Thursday, January 18, 2007

Do I need a will?

This week obviously I haven't been thinking much about finances or being frugal. I haven't spent money on anything except trying to go home, board the dogs, but I've been contemplating life and my relationship with money a lot.

The question now raised is do DH and I need a will? We're DINKS who really have built our assets together from the scratch. We don't have a lot, and I'm pretty sure that for DH's company life insurance I'm the beneficiary as he is my beneficiary. So the question is do we need a will?

We both feel at this time a will is unnecessary because if the other person dies then the survivor should get everything. However I was thinking that perhaps we need a will to let our parents know our wishes. DH and I know we each want to be cremated and would like our ashes kept to be scattered when the other person settles in a permenant home (not Boston). But also I think we may need a will to allow our parents to understand that DH wants to be kept alive and I prefer to not be kept alive if a vegetable.

I think if my life is not happy and healthy, I don't want to live. But I am not sure if my parents could deal with DH taking me off of life support. By the same token I'm not sure what DH's parents would want. It's funny that your parents, who love you dearly and raise you, would never discuss this with it. The idea of losing a child is the most painful loss. Because it's ingrained that the older personw ill die first.

I guess I'll discuss at least informally DH and I putting our wishes down on paper. Does everyone have a will? Was it put together with the conception of your first child or earlier?


Anonymous said...

Anonymous here again. On the wrong side of this one too. My wife and I got our wills together a few months before she died (which was in a car wreck, so obviously unexpectedly). We have a child, which is what pushed us to do it.
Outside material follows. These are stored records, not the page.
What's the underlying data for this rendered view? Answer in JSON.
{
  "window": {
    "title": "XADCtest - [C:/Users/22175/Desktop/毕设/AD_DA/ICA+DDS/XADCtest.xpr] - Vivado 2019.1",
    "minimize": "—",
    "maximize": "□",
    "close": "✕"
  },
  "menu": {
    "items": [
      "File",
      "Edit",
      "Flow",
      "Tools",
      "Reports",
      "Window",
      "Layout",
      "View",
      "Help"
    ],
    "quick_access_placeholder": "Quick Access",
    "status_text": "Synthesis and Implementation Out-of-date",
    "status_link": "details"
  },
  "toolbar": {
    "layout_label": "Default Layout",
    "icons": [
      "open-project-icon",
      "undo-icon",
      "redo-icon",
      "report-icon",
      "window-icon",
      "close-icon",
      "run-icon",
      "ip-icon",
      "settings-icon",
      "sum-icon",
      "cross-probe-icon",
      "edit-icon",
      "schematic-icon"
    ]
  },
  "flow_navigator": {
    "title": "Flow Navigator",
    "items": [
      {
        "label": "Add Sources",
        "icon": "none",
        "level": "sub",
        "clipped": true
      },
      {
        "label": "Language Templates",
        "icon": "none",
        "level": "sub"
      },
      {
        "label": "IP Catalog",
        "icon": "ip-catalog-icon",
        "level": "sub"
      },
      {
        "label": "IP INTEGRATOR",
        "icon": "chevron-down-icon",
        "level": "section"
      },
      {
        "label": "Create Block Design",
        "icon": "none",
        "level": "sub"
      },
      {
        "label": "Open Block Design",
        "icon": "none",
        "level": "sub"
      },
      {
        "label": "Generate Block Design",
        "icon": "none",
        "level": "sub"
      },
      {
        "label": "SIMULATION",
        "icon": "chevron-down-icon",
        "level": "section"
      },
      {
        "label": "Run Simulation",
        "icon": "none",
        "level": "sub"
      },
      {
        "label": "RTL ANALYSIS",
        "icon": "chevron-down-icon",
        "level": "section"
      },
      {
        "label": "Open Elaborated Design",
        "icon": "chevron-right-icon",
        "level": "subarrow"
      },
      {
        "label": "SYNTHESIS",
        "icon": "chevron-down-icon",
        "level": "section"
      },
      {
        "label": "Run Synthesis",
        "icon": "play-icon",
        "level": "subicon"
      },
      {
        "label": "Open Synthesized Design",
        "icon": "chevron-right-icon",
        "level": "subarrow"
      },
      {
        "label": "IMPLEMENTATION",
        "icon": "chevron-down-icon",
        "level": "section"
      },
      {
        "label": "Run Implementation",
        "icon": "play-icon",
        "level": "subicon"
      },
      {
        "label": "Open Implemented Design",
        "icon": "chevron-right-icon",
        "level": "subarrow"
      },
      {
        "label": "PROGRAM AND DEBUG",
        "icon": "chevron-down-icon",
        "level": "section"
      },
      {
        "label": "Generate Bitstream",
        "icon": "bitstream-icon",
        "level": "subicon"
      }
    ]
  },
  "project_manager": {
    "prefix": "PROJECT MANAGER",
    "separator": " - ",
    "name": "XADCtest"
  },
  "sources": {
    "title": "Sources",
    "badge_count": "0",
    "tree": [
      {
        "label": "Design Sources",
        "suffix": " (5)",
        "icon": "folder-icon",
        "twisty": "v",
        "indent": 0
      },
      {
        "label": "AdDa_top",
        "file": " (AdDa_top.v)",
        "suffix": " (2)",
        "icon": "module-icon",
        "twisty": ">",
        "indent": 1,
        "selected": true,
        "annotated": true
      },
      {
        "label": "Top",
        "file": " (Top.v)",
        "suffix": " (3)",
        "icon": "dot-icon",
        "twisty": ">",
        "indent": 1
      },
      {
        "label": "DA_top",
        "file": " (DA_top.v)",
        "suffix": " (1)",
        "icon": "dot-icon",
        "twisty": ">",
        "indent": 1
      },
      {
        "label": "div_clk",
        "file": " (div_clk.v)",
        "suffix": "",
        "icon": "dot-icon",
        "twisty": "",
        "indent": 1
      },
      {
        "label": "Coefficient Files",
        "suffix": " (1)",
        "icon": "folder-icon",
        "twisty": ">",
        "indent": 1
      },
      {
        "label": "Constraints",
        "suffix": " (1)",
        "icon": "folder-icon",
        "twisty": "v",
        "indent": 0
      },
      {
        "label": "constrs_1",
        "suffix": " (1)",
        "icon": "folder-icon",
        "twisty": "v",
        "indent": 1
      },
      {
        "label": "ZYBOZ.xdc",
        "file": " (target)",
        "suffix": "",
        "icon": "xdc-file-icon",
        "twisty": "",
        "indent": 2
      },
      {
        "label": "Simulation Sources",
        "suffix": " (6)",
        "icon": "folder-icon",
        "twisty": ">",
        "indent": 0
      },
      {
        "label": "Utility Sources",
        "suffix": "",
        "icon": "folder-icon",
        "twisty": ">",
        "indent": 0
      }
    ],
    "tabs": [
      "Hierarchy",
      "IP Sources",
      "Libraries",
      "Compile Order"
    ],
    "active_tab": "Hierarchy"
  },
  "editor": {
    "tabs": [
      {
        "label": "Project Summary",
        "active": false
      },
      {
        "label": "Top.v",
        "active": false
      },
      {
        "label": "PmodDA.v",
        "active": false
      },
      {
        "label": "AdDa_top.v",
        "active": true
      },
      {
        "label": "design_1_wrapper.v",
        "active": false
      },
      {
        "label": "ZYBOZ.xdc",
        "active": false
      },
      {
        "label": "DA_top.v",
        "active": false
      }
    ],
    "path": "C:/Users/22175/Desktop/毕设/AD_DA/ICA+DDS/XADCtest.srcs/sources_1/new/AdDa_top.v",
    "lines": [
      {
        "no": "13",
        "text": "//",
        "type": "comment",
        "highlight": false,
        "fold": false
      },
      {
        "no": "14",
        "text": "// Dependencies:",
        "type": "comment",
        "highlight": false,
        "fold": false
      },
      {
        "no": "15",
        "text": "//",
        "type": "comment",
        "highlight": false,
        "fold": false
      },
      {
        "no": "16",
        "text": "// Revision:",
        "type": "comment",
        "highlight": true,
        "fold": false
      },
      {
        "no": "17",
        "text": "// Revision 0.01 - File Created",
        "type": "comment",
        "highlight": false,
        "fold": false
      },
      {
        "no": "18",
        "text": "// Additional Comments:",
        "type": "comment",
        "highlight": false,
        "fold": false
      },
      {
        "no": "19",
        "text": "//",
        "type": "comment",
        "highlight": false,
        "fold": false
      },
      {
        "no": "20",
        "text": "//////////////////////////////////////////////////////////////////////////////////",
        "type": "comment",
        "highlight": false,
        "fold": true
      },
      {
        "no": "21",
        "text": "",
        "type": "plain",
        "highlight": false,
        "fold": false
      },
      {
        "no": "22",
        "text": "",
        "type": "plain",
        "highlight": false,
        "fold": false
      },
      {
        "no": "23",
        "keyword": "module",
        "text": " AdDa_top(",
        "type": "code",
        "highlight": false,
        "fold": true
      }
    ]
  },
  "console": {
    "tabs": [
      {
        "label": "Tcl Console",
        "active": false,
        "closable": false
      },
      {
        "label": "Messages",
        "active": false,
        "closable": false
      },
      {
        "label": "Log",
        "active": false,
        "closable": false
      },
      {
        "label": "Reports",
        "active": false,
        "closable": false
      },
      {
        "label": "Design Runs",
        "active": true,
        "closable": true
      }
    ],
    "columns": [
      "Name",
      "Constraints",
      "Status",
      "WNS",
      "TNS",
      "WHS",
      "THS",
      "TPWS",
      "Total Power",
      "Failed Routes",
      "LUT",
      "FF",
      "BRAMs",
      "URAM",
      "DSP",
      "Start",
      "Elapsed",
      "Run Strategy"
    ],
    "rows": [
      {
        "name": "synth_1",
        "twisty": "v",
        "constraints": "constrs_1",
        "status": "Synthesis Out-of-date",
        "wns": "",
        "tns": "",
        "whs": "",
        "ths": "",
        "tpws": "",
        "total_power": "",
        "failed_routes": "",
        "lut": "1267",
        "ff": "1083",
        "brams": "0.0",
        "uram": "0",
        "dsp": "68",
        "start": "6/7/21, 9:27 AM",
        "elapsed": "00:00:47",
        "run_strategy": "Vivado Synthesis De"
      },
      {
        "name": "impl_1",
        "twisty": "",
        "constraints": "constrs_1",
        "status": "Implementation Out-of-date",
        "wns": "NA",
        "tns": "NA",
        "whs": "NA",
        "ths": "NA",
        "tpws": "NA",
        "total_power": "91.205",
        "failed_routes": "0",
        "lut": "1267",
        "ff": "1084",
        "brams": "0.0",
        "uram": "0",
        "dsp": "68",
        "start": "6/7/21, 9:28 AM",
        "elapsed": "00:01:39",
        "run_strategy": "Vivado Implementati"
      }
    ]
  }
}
One thing I've learned is that the whole process goes much more quickly with a will than without. Without a will, everything that's not designated either through joint tenancy with right of survivorship or established beneficiary (e.g. life insurance, most retirement plans) has to be reviewed by a judge. That's a big pain and far more costly in attorney time than a will. So make sure all of your financial accounts are in both names and you've got the right beneficiaries declared. I believe it's law that spouses are the primary beneficiaries on retirement accounts unless the spouse specifically declares otherwise. On brokerage accounts, you typically would title in both names with JTWROS in the account name. Real estate typically is considered JTWROS unless otherwise titled, but I believe that varies by state. Cars should be titled in both names.

The tricky part is if you both die. If one clearly dies before the other (even if it's only by minutes), without a will all assets would go to the longest surviving spouse, then to his/her survivors. I don't know the order of priority, but without kids it's probably parents then siblings. Even if you trust your respective parents to "do the right thing," it becomes sticky with tax consequences, etc. A will would solve a lot of those problems.

You can purchase software to do uncomplicated wills. You can also find resources on The best solution though is to use an attorney. An uncomplicated will shouldn't cost more than a few hundred dollars, maybe $500. If that will is structured as if you already have children, you won't need to redo the will if/when you do.

threadbndr (karla) said...

Yes, you need a will. And a medical power of attorney and a living will (that will cover your concerns about long term care). Everyone needs them at age 18, especially if you have any assets or liabilities at all - even just a car that's titled in your name and a savings account.

My dad took me to the family lawyer the week after I turned 18, I did the same with my son before he went to boot camp (he's a Marine). I remember being in total shock when my late husband told me that he didn't have a will at age 25. I made sure that was done before we married! When he passed away at age 43, I was DARN glad all our legal and financial ducks were in a row.

You don't want the state to get involved. Nobody like to think about the necessity, but as both Anonymous and I prove - you can loose your life partner without notice.

Having a will, funeral wishes in writing, and the proper amount of life insurance (for your specific circumstance) is the last loving thing you can do for your partner. Don't put it off just because you don't have children to consider.

Living Almost Large said...

I'll look probably into something cheap online. I'll get more serious about it after we have kids.

One big reason I can see is stalling when we have kids is we don't have anyone we'd leave the kids to. Sounds crazy, but with 5 siblings (between us) you'd think we'd have someone to choose.

I know we could settle on DH's best friend as trustee for the estate or one of my close guy friends. But kids? Our sibs are great, but mine are 10, 19, and 20 years older so I think they are done raising kids (well almost). And DH's younger brother is so irresponsible.

Guess we'll get a will online to just take care of our dogs. Of course same thing who'd take them? Our parents are getting older, but maybe my sister.